Laptop ban future uncertain
Wider ban on laptops would cost passengers $1 billion, airline group warns
Widening the current laptop ban for flights from middle east and north Africa to include European flights would affect more than 10,000 flights monthly and would cost more than $1 billion dollars in the long run. The industry in on the edge of its seat advising that U.S and U.K authorities to work closely with the industry if they want to introduce further bans.
U.S. proposing increased security measures
U.S will lift the laptop ban for Etihad Airways flights arriving from Abu Dhabi. 9 other airlines including Emirates are still under the ban. Reason for this repeal is that Abu Dhabi airport already has a U.S. border security which will ensure screening more boarding the aircraft. Last week authorities introduced new measures that will increases screening for electronics that might be promising for loosening the ban.
Increase traffic volume and stable oil price contributing to a profitable quarter amidst turmoil
Delta airlines’ profit increased 3.5% in May over last year. A review of historical U.S airline record since 2004 shows that although overall jet fuel consumption and domestic departures has been declining, airline revenues are seeing a steady increase. This is due to the increased fuel economy of the new aircrafts and airlines increased occupancy of the flights, which increased 5% from 2007- 2016. Stable low oil price will help increase airline profits this quarter.
Airlines avoiding capacity growth
Delta airlines’ profit increased 3.5% in May over last year and increased traffic by 1.7% with no capacity growth. Seven major airlines have slowed down capacity growth as price competition due to overcapacity became major factor in harming airline profitabilities.
Say goodbye to Virgin America, Richard Branson looking to start new Airline
Alaska Airline announced after acquisition of Virgin America brand that it would be dissolved in 2019. When asked about whether he is planning to start a new airline Richard Branson told report: “Watch this space” hinting at possibilities.
Airlines’ China appeasement policies backfires into series of PR disasters
Recently airlines competing in the China market have made series of moves to appease the Chinese sensitivities that have turned out into unmanageable disasters.
Emirates airline has recently increased capacity to 39 flights weekly to major Chinese cities. In a leaked corporate email the airline ordered its Taiwanese cabin crews last week to switch their Taiwanese flag uniform pin for Chinese flag pins i. This has incited anger among the Taiwanese staff and had since been retracted after it being publicized.
Cathay Pacific flight crews refused to add Chinese name tag.
After a disappointing quarter and the biggest ever job cut plan, and a huge debate between using traditional or simplified Chinese in flight, Cathay Pacific is in the news again after ordering its Hong Kong and Taiwan crews to add Chinese names on their name tags. Many resented the act as an appeasement to its Chinese customers and will potentially infringe on the crews privacy if their customer look them up and publicly criticize their service.

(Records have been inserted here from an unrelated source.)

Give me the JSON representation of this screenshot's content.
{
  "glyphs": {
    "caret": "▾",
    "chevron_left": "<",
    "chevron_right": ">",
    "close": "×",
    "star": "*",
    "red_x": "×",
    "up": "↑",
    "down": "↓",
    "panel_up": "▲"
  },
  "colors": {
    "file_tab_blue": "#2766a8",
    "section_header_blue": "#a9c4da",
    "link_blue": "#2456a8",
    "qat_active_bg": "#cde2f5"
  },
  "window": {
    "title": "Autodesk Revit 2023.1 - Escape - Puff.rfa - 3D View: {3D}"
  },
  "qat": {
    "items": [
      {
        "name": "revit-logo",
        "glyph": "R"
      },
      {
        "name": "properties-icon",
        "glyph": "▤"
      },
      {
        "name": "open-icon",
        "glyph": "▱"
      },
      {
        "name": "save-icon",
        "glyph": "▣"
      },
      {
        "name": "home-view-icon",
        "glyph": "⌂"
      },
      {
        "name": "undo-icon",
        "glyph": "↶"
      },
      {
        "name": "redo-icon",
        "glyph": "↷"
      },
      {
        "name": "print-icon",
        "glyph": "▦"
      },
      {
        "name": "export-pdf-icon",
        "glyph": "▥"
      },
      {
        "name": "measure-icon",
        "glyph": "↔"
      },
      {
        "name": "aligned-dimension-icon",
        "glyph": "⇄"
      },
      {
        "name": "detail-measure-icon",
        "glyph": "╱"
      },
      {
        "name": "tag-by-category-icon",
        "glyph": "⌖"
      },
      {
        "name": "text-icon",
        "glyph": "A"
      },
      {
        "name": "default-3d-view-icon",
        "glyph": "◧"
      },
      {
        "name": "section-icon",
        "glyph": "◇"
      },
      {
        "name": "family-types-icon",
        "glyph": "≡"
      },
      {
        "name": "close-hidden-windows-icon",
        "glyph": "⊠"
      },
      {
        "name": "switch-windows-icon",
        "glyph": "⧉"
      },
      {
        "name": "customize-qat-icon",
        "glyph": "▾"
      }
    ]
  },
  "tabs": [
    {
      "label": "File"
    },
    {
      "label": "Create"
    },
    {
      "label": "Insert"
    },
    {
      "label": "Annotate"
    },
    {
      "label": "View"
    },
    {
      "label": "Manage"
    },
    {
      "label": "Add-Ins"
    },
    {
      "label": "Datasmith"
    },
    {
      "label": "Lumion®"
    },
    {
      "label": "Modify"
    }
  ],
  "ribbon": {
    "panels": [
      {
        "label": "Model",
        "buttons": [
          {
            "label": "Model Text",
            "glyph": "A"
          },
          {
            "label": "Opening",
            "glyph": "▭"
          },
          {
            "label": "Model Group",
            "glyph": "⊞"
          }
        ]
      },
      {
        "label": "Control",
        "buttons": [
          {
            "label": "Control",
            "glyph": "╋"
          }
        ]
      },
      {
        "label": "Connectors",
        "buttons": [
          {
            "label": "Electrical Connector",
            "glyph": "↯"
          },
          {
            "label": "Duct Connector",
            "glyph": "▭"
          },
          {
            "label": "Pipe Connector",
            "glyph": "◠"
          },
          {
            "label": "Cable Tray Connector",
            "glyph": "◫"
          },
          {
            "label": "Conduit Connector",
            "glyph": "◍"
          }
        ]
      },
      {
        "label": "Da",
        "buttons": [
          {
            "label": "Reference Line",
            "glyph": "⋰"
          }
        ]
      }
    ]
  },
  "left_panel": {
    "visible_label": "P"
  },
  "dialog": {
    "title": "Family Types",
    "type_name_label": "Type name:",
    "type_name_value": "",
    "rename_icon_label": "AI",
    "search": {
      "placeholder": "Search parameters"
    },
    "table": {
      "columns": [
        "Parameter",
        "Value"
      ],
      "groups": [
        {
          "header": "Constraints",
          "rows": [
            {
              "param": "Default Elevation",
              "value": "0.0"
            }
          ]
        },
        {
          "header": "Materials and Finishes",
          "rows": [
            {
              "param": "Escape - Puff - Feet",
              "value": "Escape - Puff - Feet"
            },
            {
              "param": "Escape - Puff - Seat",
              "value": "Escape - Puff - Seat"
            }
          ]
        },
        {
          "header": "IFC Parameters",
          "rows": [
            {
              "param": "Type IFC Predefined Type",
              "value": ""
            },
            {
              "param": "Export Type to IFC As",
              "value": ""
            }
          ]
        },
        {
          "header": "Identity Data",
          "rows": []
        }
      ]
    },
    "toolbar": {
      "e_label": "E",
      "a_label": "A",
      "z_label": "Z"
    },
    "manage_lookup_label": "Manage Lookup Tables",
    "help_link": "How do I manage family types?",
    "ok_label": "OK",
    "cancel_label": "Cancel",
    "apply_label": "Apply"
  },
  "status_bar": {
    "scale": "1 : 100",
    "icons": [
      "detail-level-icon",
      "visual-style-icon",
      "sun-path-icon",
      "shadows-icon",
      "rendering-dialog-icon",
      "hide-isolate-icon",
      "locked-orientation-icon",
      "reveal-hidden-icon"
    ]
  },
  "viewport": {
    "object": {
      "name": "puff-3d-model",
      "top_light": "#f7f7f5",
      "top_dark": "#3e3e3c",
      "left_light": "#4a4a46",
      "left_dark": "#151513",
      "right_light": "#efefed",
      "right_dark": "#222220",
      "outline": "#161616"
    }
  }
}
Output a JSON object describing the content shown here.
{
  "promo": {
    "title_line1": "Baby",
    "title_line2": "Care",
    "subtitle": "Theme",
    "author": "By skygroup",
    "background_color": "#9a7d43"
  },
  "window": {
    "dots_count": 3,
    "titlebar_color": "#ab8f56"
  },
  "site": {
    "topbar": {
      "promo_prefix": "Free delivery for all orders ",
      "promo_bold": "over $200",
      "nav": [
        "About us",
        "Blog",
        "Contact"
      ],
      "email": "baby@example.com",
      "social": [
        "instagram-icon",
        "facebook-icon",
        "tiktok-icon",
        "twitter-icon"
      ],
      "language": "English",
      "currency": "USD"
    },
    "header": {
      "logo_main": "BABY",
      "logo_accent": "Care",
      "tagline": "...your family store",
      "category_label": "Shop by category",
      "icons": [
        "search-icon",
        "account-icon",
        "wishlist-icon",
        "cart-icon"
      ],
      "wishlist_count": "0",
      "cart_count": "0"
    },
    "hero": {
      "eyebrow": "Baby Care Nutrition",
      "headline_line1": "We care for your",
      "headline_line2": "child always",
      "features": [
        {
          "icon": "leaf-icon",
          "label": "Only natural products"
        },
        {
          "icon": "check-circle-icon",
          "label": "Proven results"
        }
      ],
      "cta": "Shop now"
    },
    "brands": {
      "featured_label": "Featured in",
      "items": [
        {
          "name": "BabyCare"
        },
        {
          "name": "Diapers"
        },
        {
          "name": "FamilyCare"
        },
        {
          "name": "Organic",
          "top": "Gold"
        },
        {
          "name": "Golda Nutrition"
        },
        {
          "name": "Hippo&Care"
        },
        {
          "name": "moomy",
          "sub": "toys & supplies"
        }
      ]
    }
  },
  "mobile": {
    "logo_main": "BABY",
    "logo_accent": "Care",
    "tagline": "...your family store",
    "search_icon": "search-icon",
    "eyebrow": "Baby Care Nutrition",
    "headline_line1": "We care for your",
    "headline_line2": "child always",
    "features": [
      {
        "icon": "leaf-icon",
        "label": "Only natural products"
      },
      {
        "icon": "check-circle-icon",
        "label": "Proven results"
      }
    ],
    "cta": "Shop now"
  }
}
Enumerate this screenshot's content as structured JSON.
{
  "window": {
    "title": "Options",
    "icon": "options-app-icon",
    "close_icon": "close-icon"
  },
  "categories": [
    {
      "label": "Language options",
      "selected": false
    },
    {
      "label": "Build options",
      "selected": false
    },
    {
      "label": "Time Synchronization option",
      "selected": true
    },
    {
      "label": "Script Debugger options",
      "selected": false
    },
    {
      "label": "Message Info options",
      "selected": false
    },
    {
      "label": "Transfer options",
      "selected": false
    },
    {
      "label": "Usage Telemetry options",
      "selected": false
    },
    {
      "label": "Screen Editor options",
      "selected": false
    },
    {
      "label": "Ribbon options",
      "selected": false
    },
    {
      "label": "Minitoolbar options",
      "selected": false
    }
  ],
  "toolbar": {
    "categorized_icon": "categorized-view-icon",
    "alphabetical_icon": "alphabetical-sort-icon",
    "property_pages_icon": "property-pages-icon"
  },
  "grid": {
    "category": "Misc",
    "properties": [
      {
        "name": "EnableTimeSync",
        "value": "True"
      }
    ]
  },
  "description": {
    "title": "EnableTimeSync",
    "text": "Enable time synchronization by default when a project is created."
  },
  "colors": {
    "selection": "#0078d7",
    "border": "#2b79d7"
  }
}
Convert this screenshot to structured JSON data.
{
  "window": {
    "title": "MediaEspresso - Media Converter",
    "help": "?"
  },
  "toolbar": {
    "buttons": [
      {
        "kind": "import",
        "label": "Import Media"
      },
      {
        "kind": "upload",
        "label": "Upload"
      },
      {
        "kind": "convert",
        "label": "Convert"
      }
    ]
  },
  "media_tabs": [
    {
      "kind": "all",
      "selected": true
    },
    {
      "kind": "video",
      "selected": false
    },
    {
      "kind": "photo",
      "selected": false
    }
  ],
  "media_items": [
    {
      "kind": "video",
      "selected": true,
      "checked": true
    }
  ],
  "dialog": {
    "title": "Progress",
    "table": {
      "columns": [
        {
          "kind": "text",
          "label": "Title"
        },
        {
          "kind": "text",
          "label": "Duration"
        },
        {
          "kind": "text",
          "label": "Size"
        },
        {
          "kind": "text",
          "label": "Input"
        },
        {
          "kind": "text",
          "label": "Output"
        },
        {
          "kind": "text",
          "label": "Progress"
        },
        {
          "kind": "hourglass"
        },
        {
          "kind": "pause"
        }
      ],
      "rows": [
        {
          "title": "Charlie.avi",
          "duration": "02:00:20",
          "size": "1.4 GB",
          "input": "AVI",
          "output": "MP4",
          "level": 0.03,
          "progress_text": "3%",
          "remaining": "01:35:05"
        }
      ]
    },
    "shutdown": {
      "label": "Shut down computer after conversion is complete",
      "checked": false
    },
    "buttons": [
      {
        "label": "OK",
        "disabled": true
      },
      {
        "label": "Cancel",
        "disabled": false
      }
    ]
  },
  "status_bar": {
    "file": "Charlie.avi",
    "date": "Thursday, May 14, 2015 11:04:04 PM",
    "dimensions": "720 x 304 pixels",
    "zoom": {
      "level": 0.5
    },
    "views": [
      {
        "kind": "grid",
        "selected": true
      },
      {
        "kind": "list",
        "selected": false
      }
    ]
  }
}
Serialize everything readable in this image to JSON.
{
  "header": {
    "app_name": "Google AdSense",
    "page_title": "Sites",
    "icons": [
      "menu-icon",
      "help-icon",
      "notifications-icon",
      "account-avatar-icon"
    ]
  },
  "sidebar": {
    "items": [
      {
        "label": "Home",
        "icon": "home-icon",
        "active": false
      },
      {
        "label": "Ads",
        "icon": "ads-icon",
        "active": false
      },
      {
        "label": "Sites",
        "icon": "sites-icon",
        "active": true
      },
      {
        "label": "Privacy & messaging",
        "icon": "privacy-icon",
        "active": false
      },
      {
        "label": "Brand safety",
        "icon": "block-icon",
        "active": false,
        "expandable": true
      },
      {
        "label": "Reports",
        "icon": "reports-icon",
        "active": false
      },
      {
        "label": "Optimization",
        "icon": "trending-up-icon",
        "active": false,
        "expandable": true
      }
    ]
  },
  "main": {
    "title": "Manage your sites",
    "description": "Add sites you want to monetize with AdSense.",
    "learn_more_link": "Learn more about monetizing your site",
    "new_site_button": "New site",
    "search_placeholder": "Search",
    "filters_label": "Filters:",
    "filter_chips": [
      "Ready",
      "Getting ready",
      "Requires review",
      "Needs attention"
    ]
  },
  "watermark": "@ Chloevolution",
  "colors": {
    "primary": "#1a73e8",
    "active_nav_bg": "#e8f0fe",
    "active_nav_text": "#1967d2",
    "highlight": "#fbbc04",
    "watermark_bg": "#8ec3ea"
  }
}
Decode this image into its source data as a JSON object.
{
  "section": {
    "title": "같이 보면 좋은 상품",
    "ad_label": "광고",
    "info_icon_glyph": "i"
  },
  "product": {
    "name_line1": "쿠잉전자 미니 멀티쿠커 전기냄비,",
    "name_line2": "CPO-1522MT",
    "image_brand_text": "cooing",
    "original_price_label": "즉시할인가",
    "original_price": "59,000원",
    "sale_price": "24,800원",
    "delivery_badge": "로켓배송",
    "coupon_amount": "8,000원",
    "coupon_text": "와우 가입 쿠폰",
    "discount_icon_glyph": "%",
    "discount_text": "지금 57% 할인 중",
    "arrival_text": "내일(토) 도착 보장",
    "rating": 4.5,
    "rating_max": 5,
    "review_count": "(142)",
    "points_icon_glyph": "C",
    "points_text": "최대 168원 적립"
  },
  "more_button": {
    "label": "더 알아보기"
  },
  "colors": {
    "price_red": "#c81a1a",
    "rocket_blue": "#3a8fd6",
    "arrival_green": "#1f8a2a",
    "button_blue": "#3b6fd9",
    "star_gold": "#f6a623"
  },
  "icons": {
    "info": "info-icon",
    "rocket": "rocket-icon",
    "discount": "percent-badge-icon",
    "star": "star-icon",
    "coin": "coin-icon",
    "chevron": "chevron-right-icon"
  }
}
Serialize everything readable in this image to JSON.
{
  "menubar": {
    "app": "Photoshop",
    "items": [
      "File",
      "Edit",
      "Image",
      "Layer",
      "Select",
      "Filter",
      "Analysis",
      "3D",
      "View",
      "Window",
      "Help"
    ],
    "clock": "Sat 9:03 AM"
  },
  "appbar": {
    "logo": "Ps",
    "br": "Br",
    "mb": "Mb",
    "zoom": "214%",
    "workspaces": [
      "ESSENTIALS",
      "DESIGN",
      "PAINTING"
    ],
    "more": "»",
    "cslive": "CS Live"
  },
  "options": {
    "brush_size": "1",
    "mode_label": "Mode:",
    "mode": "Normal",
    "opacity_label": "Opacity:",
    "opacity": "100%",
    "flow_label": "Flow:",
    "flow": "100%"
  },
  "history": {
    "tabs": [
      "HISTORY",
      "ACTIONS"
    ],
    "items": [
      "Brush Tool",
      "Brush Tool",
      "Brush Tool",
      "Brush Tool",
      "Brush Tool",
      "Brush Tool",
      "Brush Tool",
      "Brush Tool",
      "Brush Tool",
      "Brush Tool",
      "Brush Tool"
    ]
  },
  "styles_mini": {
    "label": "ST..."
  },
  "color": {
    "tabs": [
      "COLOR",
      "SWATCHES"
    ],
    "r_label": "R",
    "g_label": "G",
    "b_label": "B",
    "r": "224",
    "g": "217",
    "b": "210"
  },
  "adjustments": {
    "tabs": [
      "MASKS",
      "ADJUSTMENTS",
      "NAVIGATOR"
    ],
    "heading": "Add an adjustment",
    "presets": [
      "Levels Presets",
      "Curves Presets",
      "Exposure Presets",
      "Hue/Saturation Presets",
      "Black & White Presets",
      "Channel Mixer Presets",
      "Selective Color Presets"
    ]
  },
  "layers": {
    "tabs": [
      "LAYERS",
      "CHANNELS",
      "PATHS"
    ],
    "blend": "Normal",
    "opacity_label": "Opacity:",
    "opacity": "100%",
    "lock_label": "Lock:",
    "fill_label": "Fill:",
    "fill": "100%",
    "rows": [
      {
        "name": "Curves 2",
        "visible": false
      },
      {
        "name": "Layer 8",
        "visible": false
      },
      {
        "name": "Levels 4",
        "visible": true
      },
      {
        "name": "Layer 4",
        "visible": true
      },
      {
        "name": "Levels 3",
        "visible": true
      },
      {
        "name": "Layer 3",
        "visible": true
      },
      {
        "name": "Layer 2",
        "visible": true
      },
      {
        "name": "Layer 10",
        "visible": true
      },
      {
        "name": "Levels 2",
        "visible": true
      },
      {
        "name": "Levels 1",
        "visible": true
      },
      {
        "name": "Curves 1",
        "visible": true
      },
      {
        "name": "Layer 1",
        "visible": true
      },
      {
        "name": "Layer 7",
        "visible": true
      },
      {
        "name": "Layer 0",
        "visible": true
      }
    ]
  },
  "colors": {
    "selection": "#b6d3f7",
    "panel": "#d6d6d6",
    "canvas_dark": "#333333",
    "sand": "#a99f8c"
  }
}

And many did not like to use their Chinese names as they were sound too “outdated”
For airlines there are definitely ways to make your customers identify with you more through better services but it should never be at the cost of the respect for your own employee’s, especially when it comes to the sensitive topics on China relations and identities.
Dutch king reveals he held part-time job as airline pilot
Dutch King Willem-Alexander has revealed that for the past 23 years his favorite pastime was to fly the KLM passenger jets as “guest pilot” saying: “You can’t take your problems from the ground into the skies. You can completely disengage and concentrate on something else. That, for me, is the most relaxing part of flying.”
Colombian airline wants to make passengers stand
Low fare airline Viva Columbia is considering removing seats from its cabins and introduce a standing cabin hoping that it will drive down fares by squeezing in more passengers each flight.